REQUIRED ACTION:
Tally up the lines below that include the word "What". Answer with the number alone.

Stored data:
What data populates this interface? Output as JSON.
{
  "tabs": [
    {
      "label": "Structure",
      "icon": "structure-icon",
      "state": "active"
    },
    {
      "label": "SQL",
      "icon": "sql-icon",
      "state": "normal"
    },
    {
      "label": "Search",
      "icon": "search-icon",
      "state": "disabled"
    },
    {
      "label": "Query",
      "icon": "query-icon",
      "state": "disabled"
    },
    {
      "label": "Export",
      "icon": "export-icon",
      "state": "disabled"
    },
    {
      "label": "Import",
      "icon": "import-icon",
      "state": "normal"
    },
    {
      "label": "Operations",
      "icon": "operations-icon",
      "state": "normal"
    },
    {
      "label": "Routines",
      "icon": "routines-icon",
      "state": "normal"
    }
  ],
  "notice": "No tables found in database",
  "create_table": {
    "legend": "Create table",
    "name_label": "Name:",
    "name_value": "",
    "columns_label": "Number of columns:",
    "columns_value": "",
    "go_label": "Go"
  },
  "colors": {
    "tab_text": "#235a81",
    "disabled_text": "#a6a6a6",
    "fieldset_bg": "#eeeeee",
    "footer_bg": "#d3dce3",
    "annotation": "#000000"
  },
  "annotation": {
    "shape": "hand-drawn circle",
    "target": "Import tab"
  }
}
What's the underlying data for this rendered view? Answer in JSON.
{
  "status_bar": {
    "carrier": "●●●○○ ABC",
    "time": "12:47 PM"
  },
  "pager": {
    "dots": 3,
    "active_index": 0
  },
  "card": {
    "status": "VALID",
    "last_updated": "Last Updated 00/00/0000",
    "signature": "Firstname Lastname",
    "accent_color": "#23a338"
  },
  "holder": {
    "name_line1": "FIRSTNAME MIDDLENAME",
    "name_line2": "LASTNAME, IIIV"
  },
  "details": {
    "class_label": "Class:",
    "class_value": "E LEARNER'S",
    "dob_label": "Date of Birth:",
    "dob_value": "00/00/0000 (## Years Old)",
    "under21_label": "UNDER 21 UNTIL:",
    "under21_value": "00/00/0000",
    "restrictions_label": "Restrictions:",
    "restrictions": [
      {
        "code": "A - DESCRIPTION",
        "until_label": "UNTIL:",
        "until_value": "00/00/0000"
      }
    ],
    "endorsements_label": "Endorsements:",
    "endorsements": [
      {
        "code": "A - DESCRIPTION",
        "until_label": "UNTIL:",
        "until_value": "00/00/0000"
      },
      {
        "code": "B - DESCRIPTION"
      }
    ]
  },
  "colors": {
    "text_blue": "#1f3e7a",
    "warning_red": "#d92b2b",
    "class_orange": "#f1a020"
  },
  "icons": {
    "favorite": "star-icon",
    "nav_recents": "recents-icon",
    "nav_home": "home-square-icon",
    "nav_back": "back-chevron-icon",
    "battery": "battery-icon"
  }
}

YOUR SOLUTION:
2